HTTP 403 Error After Applying Microsoft Server Patches to SharePoint 2010 Farm


After applying KB3045999, or any patch that supersedes KB3045999, users see HTTP 403 error browsing to SharePoint sites.  Nothing specific appeared in the ULS logs.  However, a specific error did appear in the Event Viewer:

Event ID: 8305
Task Category: Claims Authentication
An exception occurred when trying to establish endpoint for context: An error occurred creating the configuration section handler for system.serviceModel/extensions: Could not load file or assembly

'System.WorkflowServices, Version=, Culture=neutral, PublicKeyToken=31bf3856ad364e35' or one of its dependencies. Access is denied. (C:\Windows\Microsoft.NET\Framework64\v2.0.50727\Config\machine.config line 167).

With this information I opened a MS support case.

Below is a summary of this case:


After installing the KB3045999 or any KB patch that superseded it, sites are inaccessible with errors referencing permissions on local machine files.


This case will be considered resolved and ready for archive when the sites remain accessible after installing KB3045999 and the superseding updates.


  • SharePoint 2010: 14.0.7162.5000

Actions Taken:

Gathered initial details on the case and related service requests that were worked in the past.
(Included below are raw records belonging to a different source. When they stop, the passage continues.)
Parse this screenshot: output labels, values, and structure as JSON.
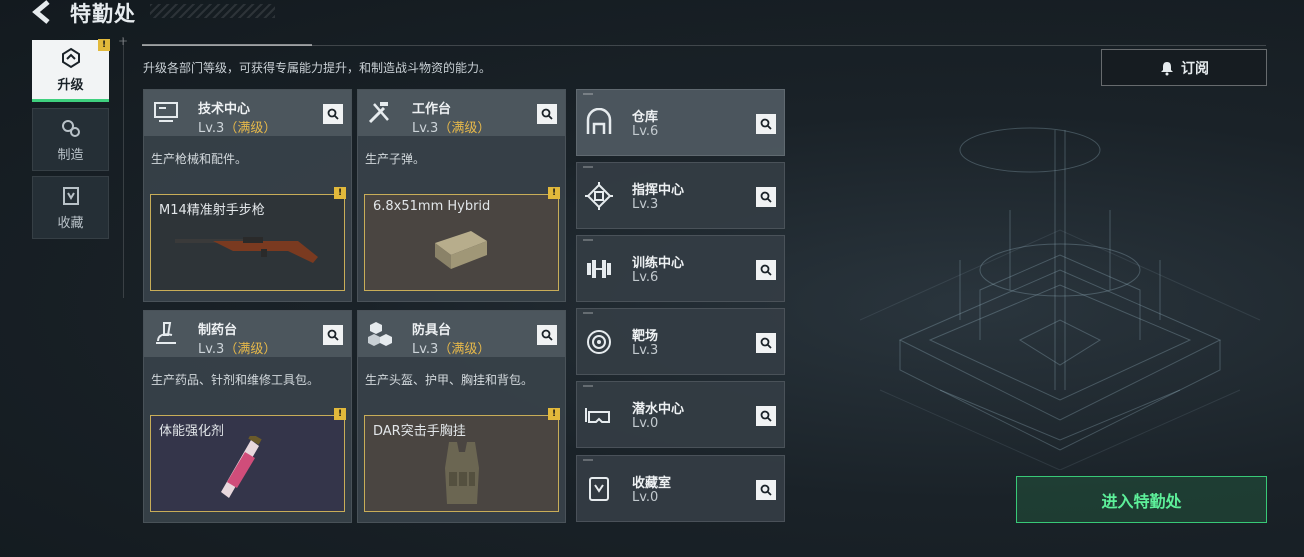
{
  "header": {
    "title": "特勤处"
  },
  "sidebar": {
    "tabs": [
      {
        "label": "升级",
        "icon": "upgrade-icon",
        "active": true,
        "badge": "!"
      },
      {
        "label": "制造",
        "icon": "gears-icon",
        "active": false
      },
      {
        "label": "收藏",
        "icon": "collection-icon",
        "active": false
      }
    ]
  },
  "description": "升级各部门等级，可获得专属能力提升，和制造战斗物资的能力。",
  "subscribe_button": {
    "label": "订阅",
    "icon": "bell-icon"
  },
  "facilities": [
    {
      "name": "技术中心",
      "level": "Lv.3",
      "maxed_label": "（满级）",
      "desc": "生产枪械和配件。",
      "product": "M14精准射手步枪",
      "badge": "!"
    },
    {
      "name": "工作台",
      "level": "Lv.3",
      "maxed_label": "（满级）",
      "desc": "生产子弹。",
      "product": "6.8x51mm Hybrid",
      "badge": "!"
    },
    {
      "name": "制药台",
      "level": "Lv.3",
      "maxed_label": "（满级）",
      "desc": "生产药品、针剂和维修工具包。",
      "product": "体能强化剂",
      "badge": "!"
    },
    {
      "name": "防具台",
      "level": "Lv.3",
      "maxed_label": "（满级）",
      "desc": "生产头盔、护甲、胸挂和背包。",
      "product": "DAR突击手胸挂",
      "badge": "!"
    }
  ],
  "departments": [
    {
      "name": "仓库",
      "level": "Lv.6",
      "icon": "warehouse-icon"
    },
    {
      "name": "指挥中心",
      "level": "Lv.3",
      "icon": "chip-icon"
    },
    {
      "name": "训练中心",
      "level": "Lv.6",
      "icon": "dumbbell-icon"
    },
    {
      "name": "靶场",
      "level": "Lv.3",
      "icon": "target-icon"
    },
    {
      "name": "潜水中心",
      "level": "Lv.0",
      "icon": "diving-mask-icon"
    },
    {
      "name": "收藏室",
      "level": "Lv.0",
      "icon": "collection-icon"
    }
  ],
  "enter_button": {
    "label": "进入特勤处"
  },
  "colors": {
    "accent_green": "#3fd07e",
    "badge_yellow": "#e2b93b",
    "maxed_gold": "#e6b84a"
  }
}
  • Gathered ULS logs.
  • Reviewed local security policy and groups.
  • Attempted some steps to correct the behavior following the install of the KB3045999, found these to be affective only for KB3045999 and not the superseding updates.
  • Identified a known issu3 related to these updates and found that a registry key can be used to resolve this behavior.  Cause of the behavior detailed below:
    • From security fix 3045999, the updated windows DLL ntdll in passes a new object attribute flag in calls to NtOpenFile/NtQueryAttributesFile made by LoadLibrary.   The registry key UseImpersonatedDeviceMap is set if an application is allowed to call Kernel services with Impersonation. If the key doesn't exist (by default), then it is forbidden.
    • In a normal situation, because SharePoint service account has the permission to load dlls, it should be fine even if impersonation is disabled for kernel calls. But it seems when some 3rd party AV exists, the behavior is changed and the impersonation must be enabled for it to work. Perhaps the AV cleared the original security context of the service account. This can explain why the issue only happens in very few environments. (We received few cases worldwide about the same issue and the environment are all installed with Anti-virus.)


Before or after applying the problem update, create the following item in the registry.
  1. Find: HKLM\SOFTWARE\Microsoft\Windows NT\CurrentVersion\Image File Execution Options\w3wp.exe
  2. If the key for "w3wp.exe" does not already exist under Image File Execution Options, then create it.
  3. Inside "w3wp.exe" key, create the DWORD: UseImpersonatedDeviceMap
  4. Set the DWORD value to 1
  5. Perform an IISreset